Task directions: Nothing but a verbatim copy of the data, minus the images, should be returned.

── Source data

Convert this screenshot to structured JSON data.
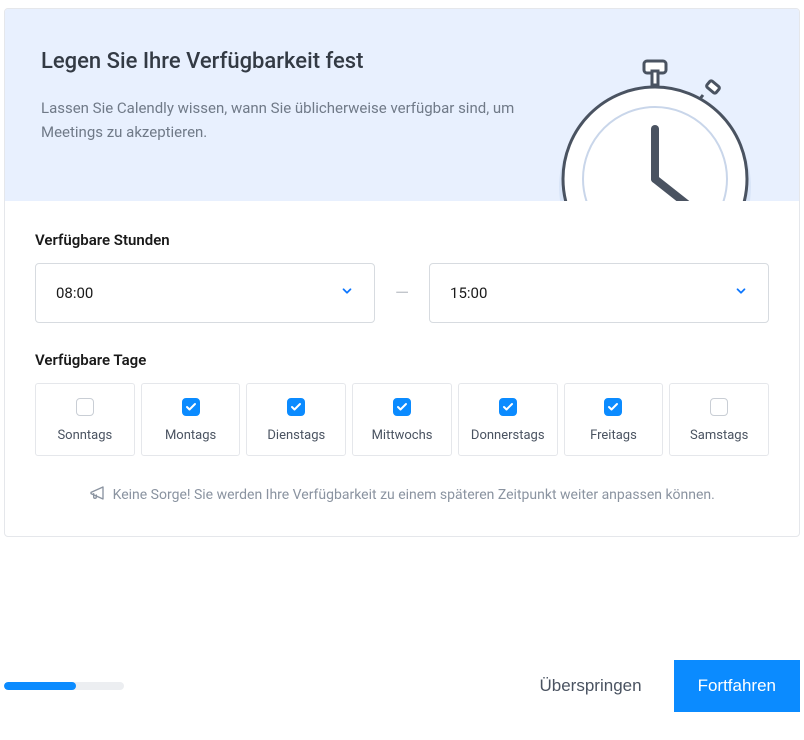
{
  "hero": {
    "title": "Legen Sie Ihre Verfügbarkeit fest",
    "subtitle": "Lassen Sie Calendly wissen, wann Sie üblicherweise verfügbar sind, um Meetings zu akzeptieren."
  },
  "hours": {
    "label": "Verfügbare Stunden",
    "start": "08:00",
    "end": "15:00",
    "separator": "—"
  },
  "days": {
    "label": "Verfügbare Tage",
    "items": [
      {
        "label": "Sonntags",
        "checked": false
      },
      {
        "label": "Montags",
        "checked": true
      },
      {
        "label": "Dienstags",
        "checked": true
      },
      {
        "label": "Mittwochs",
        "checked": true
      },
      {
        "label": "Donnerstags",
        "checked": true
      },
      {
        "label": "Freitags",
        "checked": true
      },
      {
        "label": "Samstags",
        "checked": false
      }
    ]
  },
  "hint": "Keine Sorge! Sie werden Ihre Verfügbarkeit zu einem späteren Zeitpunkt weiter anpassen können.",
  "footer": {
    "progress_percent": 60,
    "skip": "Überspringen",
    "continue": "Fortfahren"
  }
}
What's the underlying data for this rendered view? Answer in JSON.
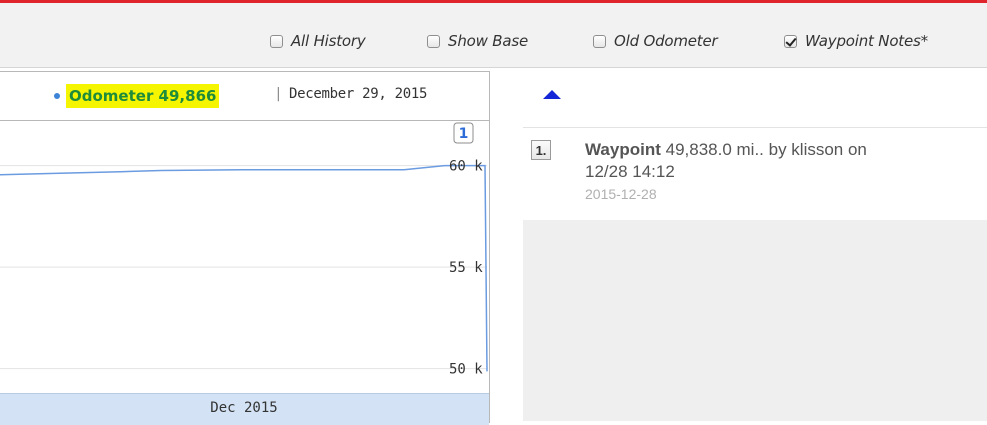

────

Expected answer:
Convert this screenshot to structured JSON data.
{
  "hero": {
    "title": "Legen Sie Ihre Verfügbarkeit fest",
    "subtitle": "Lassen Sie Calendly wissen, wann Sie üblicherweise verfügbar sind, um Meetings zu akzeptieren."
  },
  "hours": {
    "label": "Verfügbare Stunden",
    "start": "08:00",
    "end": "15:00",
    "separator": "—"
  },
  "days": {
    "label": "Verfügbare Tage",
    "items": [
      {
        "label": "Sonntags",
        "checked": false
      },
      {
        "label": "Montags",
        "checked": true
      },
      {
        "label": "Dienstags",
        "checked": true
      },
      {
        "label": "Mittwochs",
        "checked": true
      },
      {
        "label": "Donnerstags",
        "checked": true
      },
      {
        "label": "Freitags",
        "checked": true
      },
      {
        "label": "Samstags",
        "checked": false
      }
    ]
  },
  "hint": "Keine Sorge! Sie werden Ihre Verfügbarkeit zu einem späteren Zeitpunkt weiter anpassen können.",
  "footer": {
    "progress_percent": 60,
    "skip": "Überspringen",
    "continue": "Fortfahren"
  }
}
What's the underlying data for this rendered view? Answer in JSON.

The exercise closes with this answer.